Segment Start: RECORDS SUPPLIED

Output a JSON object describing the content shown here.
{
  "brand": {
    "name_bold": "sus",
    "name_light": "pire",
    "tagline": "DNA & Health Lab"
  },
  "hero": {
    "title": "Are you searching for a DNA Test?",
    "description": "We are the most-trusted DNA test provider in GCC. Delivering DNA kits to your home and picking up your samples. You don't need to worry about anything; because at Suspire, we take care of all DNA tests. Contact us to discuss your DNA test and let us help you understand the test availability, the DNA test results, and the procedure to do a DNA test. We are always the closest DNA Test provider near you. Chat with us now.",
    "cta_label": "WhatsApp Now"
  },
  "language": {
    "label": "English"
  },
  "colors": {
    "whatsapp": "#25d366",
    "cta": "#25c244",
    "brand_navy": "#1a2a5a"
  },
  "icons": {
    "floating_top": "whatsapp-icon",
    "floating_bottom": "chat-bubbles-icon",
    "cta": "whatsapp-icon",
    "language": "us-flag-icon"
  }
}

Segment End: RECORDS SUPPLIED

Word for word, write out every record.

Output a JSON object describing the content shown here.
{
  "brand": {
    "name_bold": "sus",
    "name_light": "pire",
    "tagline": "DNA & Health Lab"
  },
  "hero": {
    "title": "Are you searching for a DNA Test?",
    "description": "We are the most-trusted DNA test provider in GCC. Delivering DNA kits to your home and picking up your samples. You don't need to worry about anything; because at Suspire, we take care of all DNA tests. Contact us to discuss your DNA test and let us help you understand the test availability, the DNA test results, and the procedure to do a DNA test. We are always the closest DNA Test provider near you. Chat with us now.",
    "cta_label": "WhatsApp Now"
  },
  "language": {
    "label": "English"
  },
  "colors": {
    "whatsapp": "#25d366",
    "cta": "#25c244",
    "brand_navy": "#1a2a5a"
  },
  "icons": {
    "floating_top": "whatsapp-icon",
    "floating_bottom": "chat-bubbles-icon",
    "cta": "whatsapp-icon",
    "language": "us-flag-icon"
  }
}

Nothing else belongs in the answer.